Processing isn’t new to the digital age. Photographers have taken the time to process and develop their photos in specific ways since photography’s birth. Expose the image to light for a moment longer or a moment less; lighten or darken it. Slip in a red or yellow filter to boost or mellow the black/white contrast. Dodge or burn an area to create a specific effect in one part of the photo. I was taught all these tricks when I worked in dark rooms in 1991, and I guarantee you that Ansel Adams did them all in 1931, too.
How arrogant to think your photo is somehow more special because it hasn’t been “touched.” How ridiculous to judge photographers for “tricks” just because they edit an image. The camera is not the human eye, and we see things more vibrantly, often, than a camera can. And if we’re not making it duplicate reality, all we are doing is simply adding artistic license to something that is – wait for it – art.
I have sat by the seashore for 90 minutes as I wait for light to dance on the water and sink in the distance in just the right way. I’ve stood for 15 or 20 minutes as Scottish wind and rain and snow blasted me on a February day all because I wanted a particularly bright umbrella to enter the scene. I’ve leaned on a corner for a half-hour waiting for a delivery man to return so I could get the perfect photo of a mural in Portugal. I’ve enjoyed an entire afternoon on a Spanish plaza watching life ebb and flow so I could photograph dozens of Spaniards living life the way they do on a Sunday. I’ve roadtripped around the whole of the big island in the Azores, never driving for more than 15 minutes without stopping to take photographs, giving me countless chances to stop and absorb all sorts of spaces for at least a few minutes. Do that with your sketchbook. Oh, you don’t have the time? You don’t say.
Don’t tell me that not taking photographs is a more authentic way of being in the moment. Don’t tell me that memories last forever.

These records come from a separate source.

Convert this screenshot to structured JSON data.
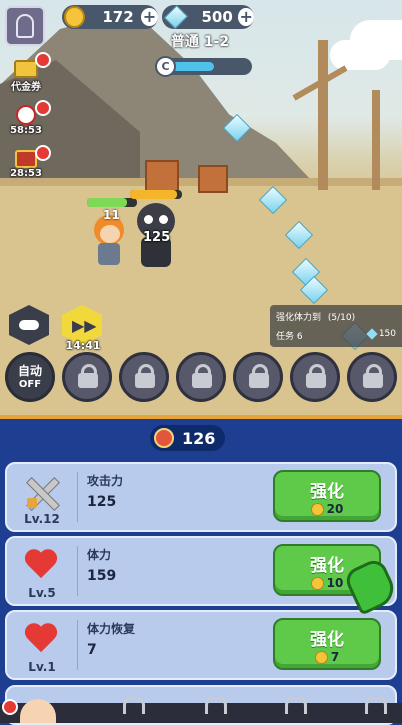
{
  "hud": {
    "coins": "172",
    "gems": "500",
    "stage": "普通 1-2",
    "stage_progress": 0.55
  },
  "side": {
    "voucher_label": "代金券",
    "timer1": "58:53",
    "timer2": "28:53"
  },
  "battle": {
    "hero_level": "11",
    "enemy_hp": "125"
  },
  "controls": {
    "pause_icon": "minus-icon",
    "speed_timer": "14:41",
    "auto_label": "自动",
    "auto_state": "OFF"
  },
  "quest": {
    "title": "强化体力到",
    "progress": "(5/10)",
    "task": "任务 6",
    "reward": "150"
  },
  "panel": {
    "total": "126",
    "rows": [
      {
        "name": "攻击力",
        "value": "125",
        "level": "Lv.12",
        "button": "强化",
        "cost": "20"
      },
      {
        "name": "体力",
        "value": "159",
        "level": "Lv.5",
        "button": "强化",
        "cost": "10"
      },
      {
        "name": "体力恢复",
        "value": "7",
        "level": "Lv.1",
        "button": "强化",
        "cost": "7"
      }
    ]
  },
  "colors": {
    "accent_green": "#5fc94a",
    "panel_blue": "#1e3f91"
  }
}
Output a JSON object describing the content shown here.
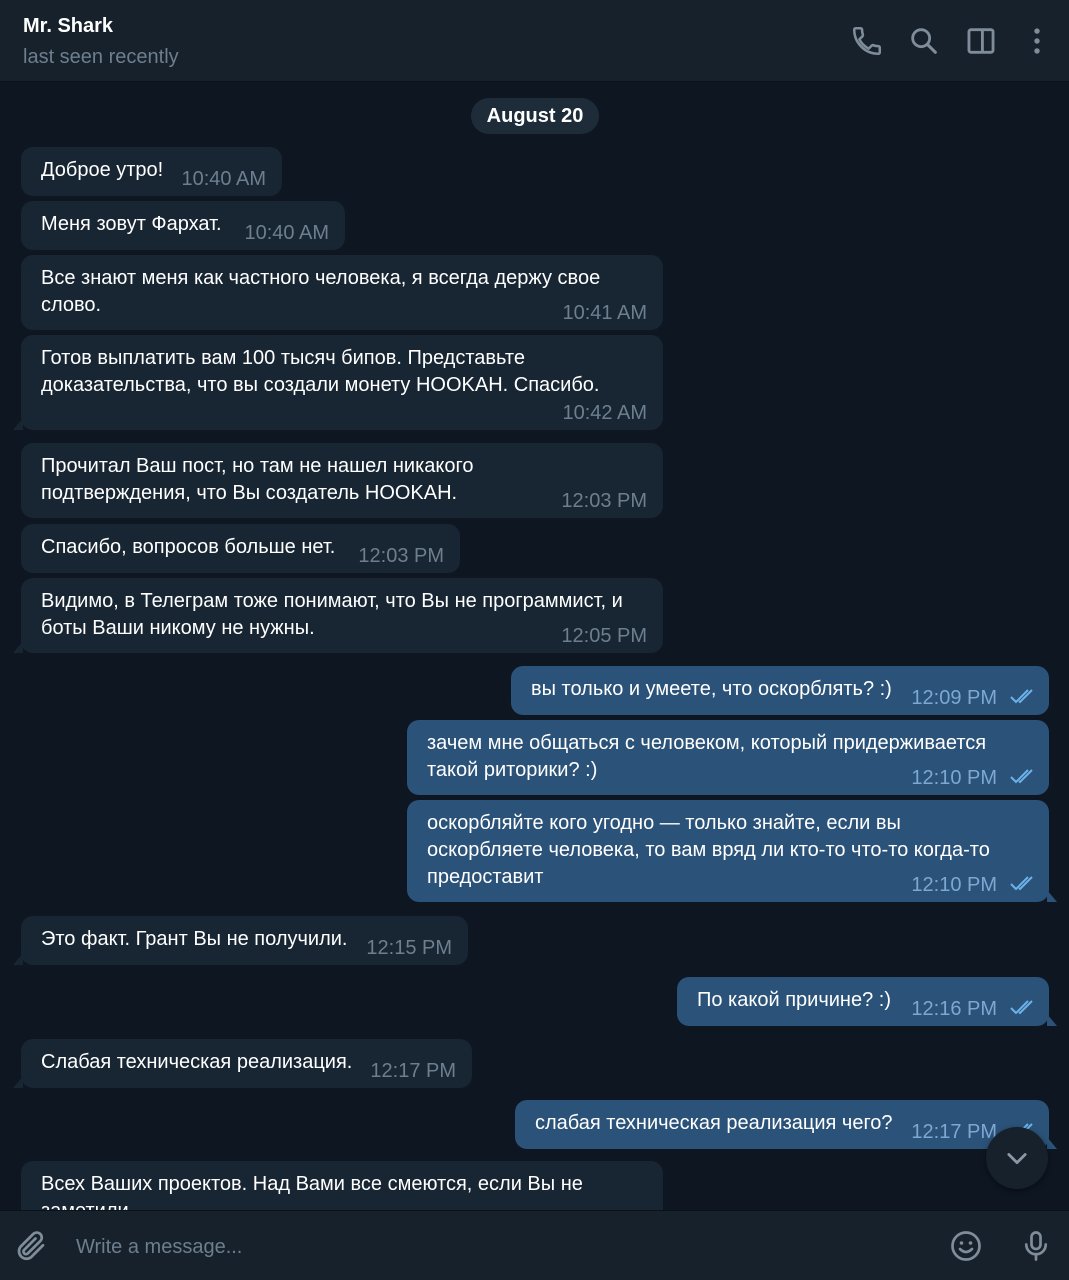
{
  "header": {
    "title": "Mr. Shark",
    "subtitle": "last seen recently",
    "icons": [
      "phone-icon",
      "search-icon",
      "sidebar-toggle-icon",
      "more-vertical-icon"
    ]
  },
  "chat": {
    "date_label": "August 20",
    "messages": [
      {
        "dir": "in",
        "text": "Доброе утро!",
        "time": "10:40 AM"
      },
      {
        "dir": "in",
        "text": "Меня зовут Фархат.",
        "time": "10:40 AM"
      },
      {
        "dir": "in",
        "text": "Все знают меня как частного человека, я всегда держу свое\nслово.",
        "time": "10:41 AM"
      },
      {
        "dir": "in",
        "text": "Готов выплатить вам 100 тысяч бипов. Представьте\nдоказательства, что вы создали монету HOOKAH. Спасибо.",
        "time": "10:42 AM"
      },
      {
        "dir": "in",
        "text": "Прочитал Ваш пост, но там не нашел никакого\nподтверждения, что Вы создатель HOOKAH.",
        "time": "12:03 PM"
      },
      {
        "dir": "in",
        "text": "Спасибо, вопросов больше нет.",
        "time": "12:03 PM"
      },
      {
        "dir": "in",
        "text": "Видимо, в Телеграм тоже понимают, что Вы не программист, и\nботы Ваши никому не нужны.",
        "time": "12:05 PM"
      },
      {
        "dir": "out",
        "text": "вы только и умеете, что оскорблять? :)",
        "time": "12:09 PM"
      },
      {
        "dir": "out",
        "text": "зачем мне общаться с человеком, который придерживается\nтакой риторики? :)",
        "time": "12:10 PM"
      },
      {
        "dir": "out",
        "text": "оскорбляйте кого угодно — только знайте, если вы\nоскорбляете человека, то вам вряд ли кто-то что-то когда-то\nпредоставит",
        "time": "12:10 PM"
      },
      {
        "dir": "in",
        "text": "Это факт. Грант Вы не получили.",
        "time": "12:15 PM"
      },
      {
        "dir": "out",
        "text": "По какой причине? :)",
        "time": "12:16 PM"
      },
      {
        "dir": "in",
        "text": "Слабая техническая реализация.",
        "time": "12:17 PM"
      },
      {
        "dir": "out",
        "text": "слабая техническая реализация чего?",
        "time": "12:17 PM"
      },
      {
        "dir": "in",
        "text": "Всех Ваших проектов. Над Вами все смеются, если Вы не\nзаметили",
        "time": ""
      }
    ]
  },
  "composer": {
    "placeholder": "Write a message...",
    "icons": [
      "attach-icon",
      "emoji-icon",
      "microphone-icon"
    ]
  },
  "colors": {
    "background": "#0e1621",
    "header": "#17212b",
    "incoming_bubble": "#182533",
    "outgoing_bubble": "#2b5278",
    "muted_text": "#6d7f8f",
    "outgoing_time": "#7da8d3",
    "read_checks": "#6cb2eb"
  }
}
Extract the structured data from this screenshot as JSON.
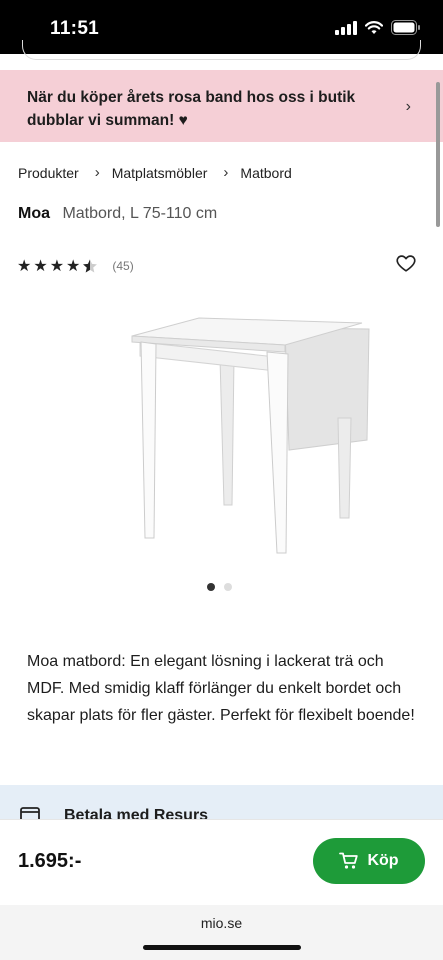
{
  "status_bar": {
    "time": "11:51"
  },
  "promo": {
    "text": "När du köper årets rosa band hos oss i butik dubblar vi summan! ♥",
    "chevron": "›"
  },
  "breadcrumb": {
    "items": [
      "Produkter",
      "Matplatsmöbler",
      "Matbord"
    ],
    "separator": "›"
  },
  "product": {
    "brand": "Moa",
    "subtitle": "Matbord, L 75-110 cm",
    "rating": 4.5,
    "reviews": "(45)",
    "description": "Moa matbord: En elegant lösning i lackerat trä och MDF. Med smidig klaff förlänger du enkelt bordet och skapar plats för fler gäster. Perfekt för flexibelt boende!",
    "gallery": {
      "current": 1,
      "total": 2
    }
  },
  "payment": {
    "label": "Betala med Resurs"
  },
  "purchase": {
    "price": "1.695:-",
    "buy_label": "Köp",
    "accent": "#1e9b39"
  },
  "browser": {
    "url": "mio.se"
  },
  "colors": {
    "promo_bg": "#f5cfd6",
    "resurs_bg": "#e5eef7"
  }
}
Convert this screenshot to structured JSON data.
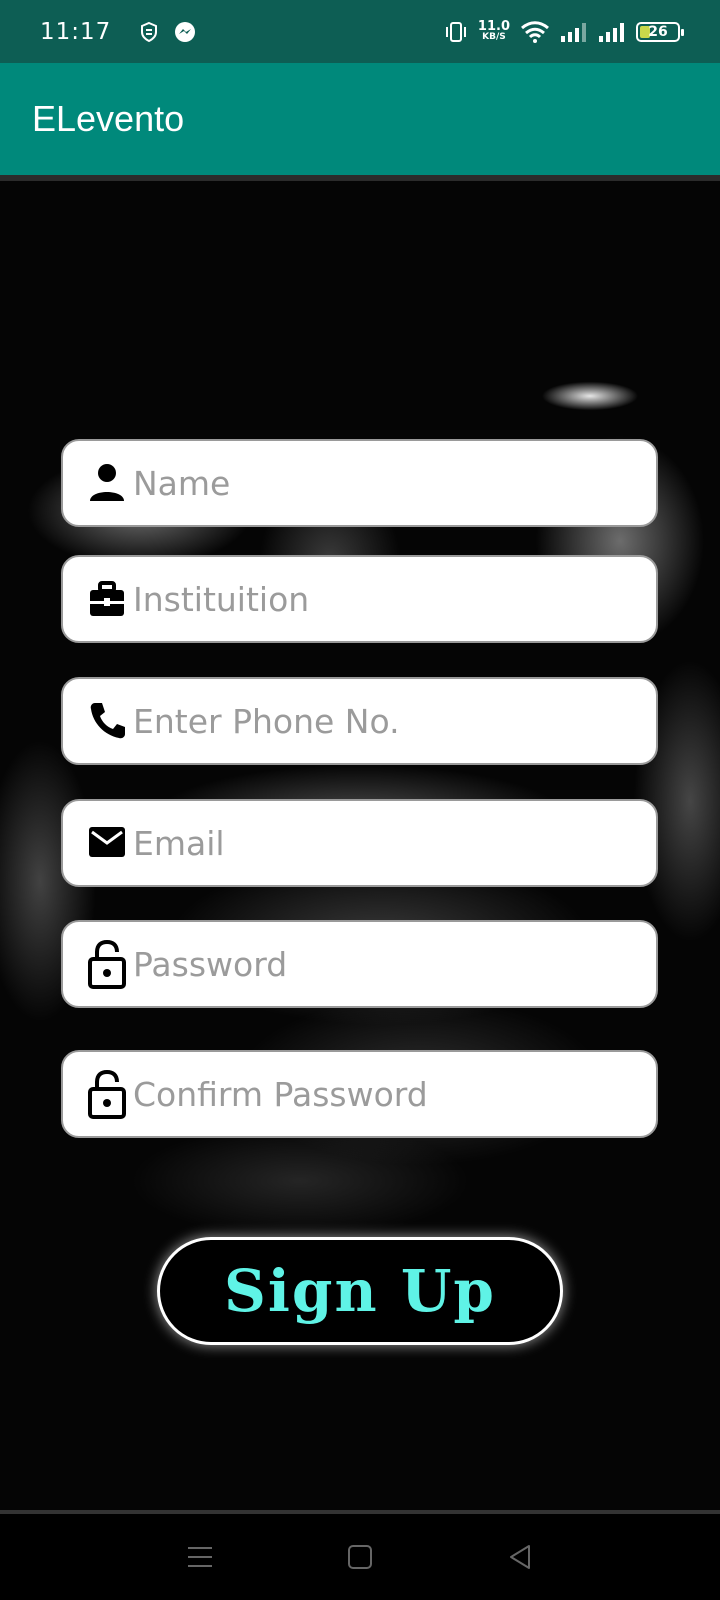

If you want to sketch because you’re a great sketcher, then go for it, but don’t for a minute think that you’re somehow enjoying the moment with more authenticity than I am. My photograph literally takes 5 seconds to make, leaving me free for so much longer to just sit and stare while you’re there trying to draw a moment. My attention is less divided, and I may experience more of the moment you do.
Either way, whatever we choose to do to commemorate space, light, time, and movement, it’s all beautiful. We’re each of us trying to be in the moment. Your way does not have moral superiority to mine. Your choices do not dwarf mine.
Just look at the photographs I’ve shared here. Every one of them involved me really absorbing the moment, embracing the light, and framing the scene. All of them demanded I be present in the moment and cherish what was before me.
I guarantee you, my life is richer, and so too are my memories, for these moments I’ve stolen and memorialized. This lately-popularized concept of what dictates “being present” is, I’m sorry to say, bullshit.
Long live photography.